Your assignment –
Every line of the records below that has the word "subject" should be copied.

##### Exercise input #####

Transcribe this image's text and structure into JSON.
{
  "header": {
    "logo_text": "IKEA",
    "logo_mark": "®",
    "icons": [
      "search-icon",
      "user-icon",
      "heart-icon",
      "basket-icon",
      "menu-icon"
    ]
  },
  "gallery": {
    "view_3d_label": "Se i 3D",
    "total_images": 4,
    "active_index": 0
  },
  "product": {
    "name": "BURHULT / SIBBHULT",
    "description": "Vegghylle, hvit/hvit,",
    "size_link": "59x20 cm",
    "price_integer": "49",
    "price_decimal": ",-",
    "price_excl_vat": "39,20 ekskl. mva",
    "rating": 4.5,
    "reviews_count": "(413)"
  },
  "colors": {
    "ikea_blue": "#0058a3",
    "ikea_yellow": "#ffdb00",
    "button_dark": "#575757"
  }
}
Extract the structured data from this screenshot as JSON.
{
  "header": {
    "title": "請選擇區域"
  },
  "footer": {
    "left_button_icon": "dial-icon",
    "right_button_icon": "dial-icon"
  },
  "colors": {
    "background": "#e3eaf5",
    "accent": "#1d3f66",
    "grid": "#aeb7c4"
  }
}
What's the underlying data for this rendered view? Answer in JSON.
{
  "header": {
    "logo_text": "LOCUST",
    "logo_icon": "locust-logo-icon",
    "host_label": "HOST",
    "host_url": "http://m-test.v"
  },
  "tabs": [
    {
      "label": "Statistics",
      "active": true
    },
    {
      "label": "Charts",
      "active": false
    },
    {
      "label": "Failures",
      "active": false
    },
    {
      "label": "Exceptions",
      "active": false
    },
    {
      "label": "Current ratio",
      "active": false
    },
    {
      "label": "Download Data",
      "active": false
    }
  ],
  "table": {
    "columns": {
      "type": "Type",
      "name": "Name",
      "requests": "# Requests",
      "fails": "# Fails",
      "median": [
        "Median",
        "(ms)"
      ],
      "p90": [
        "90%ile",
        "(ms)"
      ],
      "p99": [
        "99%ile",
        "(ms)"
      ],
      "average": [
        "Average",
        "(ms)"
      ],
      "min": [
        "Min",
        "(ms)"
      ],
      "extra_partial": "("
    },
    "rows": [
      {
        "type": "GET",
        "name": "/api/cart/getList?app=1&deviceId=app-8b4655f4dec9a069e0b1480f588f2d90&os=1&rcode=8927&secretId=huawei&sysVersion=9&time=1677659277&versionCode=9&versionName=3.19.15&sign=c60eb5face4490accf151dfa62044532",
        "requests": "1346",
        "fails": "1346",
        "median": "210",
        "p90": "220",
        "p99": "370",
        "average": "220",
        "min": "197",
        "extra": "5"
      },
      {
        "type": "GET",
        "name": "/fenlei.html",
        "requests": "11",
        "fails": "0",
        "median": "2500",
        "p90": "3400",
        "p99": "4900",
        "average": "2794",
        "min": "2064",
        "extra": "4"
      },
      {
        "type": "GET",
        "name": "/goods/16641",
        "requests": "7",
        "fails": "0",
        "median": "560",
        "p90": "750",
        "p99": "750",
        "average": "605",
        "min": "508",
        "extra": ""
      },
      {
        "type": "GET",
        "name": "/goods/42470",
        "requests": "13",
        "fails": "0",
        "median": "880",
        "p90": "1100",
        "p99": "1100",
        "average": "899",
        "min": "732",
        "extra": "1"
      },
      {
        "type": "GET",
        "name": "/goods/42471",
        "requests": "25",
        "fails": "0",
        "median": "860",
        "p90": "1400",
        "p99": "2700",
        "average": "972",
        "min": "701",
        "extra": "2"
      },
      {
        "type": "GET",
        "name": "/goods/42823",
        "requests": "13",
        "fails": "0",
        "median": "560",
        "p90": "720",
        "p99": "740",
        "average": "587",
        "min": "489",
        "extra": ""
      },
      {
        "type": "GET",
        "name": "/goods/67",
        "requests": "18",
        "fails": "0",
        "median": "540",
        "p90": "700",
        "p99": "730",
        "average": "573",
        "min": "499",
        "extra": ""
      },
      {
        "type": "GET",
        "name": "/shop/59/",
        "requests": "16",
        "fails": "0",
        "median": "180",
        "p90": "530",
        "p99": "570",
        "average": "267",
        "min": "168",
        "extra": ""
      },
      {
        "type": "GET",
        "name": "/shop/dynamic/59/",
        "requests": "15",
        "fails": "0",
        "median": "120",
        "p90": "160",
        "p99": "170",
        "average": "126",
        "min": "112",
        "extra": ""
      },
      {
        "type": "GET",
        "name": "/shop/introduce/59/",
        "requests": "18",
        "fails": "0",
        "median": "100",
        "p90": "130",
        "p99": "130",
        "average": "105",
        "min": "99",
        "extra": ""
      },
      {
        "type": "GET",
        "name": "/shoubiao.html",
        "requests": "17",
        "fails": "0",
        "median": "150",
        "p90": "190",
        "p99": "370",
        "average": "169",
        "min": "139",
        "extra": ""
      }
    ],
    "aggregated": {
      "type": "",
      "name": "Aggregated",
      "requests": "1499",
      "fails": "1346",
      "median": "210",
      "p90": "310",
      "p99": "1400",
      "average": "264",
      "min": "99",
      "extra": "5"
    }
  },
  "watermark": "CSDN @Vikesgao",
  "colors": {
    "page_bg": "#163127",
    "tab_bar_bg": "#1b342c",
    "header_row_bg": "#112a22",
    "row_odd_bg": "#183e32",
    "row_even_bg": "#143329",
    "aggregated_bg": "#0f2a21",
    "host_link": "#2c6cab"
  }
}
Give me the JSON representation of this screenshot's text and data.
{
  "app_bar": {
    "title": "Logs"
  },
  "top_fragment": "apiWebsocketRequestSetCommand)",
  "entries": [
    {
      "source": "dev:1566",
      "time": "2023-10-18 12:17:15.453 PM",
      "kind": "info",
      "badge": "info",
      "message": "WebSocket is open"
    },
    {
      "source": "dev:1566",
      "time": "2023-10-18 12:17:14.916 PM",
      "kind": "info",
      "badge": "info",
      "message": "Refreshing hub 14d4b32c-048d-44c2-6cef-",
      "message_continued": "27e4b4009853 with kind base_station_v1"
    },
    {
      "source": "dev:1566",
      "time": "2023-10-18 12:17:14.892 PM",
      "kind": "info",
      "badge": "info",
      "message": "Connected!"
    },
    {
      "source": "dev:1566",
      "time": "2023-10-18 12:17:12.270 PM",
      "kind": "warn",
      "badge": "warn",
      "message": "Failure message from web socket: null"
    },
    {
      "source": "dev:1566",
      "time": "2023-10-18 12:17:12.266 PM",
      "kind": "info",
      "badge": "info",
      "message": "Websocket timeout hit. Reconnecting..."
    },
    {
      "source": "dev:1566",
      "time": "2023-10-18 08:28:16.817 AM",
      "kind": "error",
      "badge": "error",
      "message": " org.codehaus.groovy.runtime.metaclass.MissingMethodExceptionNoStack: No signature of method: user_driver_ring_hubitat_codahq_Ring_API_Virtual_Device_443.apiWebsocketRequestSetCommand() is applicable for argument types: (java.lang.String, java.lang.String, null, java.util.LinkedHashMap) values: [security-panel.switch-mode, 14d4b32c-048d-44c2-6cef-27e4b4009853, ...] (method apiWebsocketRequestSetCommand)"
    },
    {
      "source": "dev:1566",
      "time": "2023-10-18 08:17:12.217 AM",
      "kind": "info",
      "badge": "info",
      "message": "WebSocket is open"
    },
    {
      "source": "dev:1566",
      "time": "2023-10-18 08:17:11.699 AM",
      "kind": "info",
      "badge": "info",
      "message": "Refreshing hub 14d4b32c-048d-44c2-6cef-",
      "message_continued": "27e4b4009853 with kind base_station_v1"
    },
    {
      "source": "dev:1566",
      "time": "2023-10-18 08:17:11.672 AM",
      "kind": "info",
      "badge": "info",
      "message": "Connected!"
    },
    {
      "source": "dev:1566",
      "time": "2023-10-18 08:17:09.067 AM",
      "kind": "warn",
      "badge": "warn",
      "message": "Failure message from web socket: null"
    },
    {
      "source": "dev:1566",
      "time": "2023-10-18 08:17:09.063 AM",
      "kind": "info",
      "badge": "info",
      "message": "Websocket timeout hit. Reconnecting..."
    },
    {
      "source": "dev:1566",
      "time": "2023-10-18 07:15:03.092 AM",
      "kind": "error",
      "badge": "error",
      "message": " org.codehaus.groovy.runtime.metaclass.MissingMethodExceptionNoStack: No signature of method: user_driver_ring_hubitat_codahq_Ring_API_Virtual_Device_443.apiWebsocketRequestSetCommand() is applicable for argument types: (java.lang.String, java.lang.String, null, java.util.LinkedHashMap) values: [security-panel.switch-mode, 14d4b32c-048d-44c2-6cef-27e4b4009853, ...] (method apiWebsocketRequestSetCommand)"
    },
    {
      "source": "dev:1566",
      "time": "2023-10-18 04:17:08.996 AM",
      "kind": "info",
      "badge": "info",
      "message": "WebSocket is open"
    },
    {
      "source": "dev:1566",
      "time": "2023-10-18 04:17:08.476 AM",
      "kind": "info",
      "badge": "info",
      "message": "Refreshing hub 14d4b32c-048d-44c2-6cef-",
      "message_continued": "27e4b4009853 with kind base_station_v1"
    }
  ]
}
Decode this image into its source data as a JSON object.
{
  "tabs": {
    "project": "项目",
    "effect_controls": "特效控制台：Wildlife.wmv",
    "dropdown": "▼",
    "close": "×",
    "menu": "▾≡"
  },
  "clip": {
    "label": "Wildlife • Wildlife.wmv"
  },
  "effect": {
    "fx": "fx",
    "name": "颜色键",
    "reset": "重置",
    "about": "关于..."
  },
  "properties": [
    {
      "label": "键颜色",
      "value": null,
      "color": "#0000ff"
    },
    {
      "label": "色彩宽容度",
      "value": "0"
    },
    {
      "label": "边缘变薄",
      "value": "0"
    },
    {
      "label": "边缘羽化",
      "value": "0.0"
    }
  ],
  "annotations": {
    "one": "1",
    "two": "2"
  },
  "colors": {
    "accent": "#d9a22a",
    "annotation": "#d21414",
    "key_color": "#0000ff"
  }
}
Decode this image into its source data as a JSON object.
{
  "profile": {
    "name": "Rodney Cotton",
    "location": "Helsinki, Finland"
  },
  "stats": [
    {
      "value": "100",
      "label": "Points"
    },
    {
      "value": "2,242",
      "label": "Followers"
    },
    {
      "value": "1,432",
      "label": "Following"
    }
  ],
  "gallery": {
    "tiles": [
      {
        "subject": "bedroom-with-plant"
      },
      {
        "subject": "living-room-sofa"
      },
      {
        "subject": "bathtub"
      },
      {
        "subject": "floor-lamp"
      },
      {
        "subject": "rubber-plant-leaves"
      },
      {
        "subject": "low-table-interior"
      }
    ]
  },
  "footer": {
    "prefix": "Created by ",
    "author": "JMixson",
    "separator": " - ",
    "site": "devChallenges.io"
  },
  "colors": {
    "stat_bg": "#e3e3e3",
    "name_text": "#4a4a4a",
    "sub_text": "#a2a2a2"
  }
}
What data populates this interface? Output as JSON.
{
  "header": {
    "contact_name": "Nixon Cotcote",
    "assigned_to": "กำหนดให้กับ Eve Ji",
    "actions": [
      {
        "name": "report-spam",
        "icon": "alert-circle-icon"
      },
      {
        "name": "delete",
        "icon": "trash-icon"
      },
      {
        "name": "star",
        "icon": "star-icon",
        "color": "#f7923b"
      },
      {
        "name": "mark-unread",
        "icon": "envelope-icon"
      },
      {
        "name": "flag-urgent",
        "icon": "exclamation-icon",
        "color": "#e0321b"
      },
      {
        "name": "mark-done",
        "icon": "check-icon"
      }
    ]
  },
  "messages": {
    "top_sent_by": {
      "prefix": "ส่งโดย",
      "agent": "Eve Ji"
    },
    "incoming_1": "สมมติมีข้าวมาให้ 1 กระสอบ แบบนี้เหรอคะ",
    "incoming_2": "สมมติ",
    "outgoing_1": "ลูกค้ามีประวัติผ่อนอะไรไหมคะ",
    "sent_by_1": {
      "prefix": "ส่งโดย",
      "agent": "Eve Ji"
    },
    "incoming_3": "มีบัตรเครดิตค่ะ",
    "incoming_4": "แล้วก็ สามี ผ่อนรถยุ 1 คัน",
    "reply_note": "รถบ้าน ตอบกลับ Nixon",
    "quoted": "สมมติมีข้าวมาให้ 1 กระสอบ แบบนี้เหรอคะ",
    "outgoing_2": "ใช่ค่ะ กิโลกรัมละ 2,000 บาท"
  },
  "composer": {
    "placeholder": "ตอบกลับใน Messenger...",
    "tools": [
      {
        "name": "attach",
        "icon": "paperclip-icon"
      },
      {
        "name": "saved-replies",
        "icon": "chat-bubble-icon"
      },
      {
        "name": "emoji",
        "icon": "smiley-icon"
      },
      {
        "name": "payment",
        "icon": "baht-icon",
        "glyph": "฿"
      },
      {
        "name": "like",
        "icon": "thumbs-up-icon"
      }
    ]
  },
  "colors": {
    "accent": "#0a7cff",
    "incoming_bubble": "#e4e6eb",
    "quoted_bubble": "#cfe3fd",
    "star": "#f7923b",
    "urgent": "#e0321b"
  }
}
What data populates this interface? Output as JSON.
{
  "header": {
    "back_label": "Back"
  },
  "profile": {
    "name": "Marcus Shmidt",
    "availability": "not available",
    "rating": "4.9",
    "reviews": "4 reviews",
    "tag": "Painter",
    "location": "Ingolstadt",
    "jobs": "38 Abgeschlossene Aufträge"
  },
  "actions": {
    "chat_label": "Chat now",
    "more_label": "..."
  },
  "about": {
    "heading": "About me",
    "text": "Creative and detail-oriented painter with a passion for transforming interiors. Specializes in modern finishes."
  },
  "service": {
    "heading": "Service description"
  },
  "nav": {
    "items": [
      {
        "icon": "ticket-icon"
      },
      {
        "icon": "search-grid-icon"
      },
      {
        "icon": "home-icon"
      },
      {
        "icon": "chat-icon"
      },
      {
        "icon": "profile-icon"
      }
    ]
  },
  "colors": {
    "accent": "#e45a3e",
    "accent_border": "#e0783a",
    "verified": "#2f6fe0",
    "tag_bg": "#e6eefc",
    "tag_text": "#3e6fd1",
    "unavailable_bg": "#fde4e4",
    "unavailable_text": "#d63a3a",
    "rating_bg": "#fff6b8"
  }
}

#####

Your response –
        "subject": "bedroom-with-plant"
        "subject": "living-room-sofa"
        "subject": "bathtub"
        "subject": "floor-lamp"
        "subject": "rubber-plant-leaves"
        "subject": "low-table-interior"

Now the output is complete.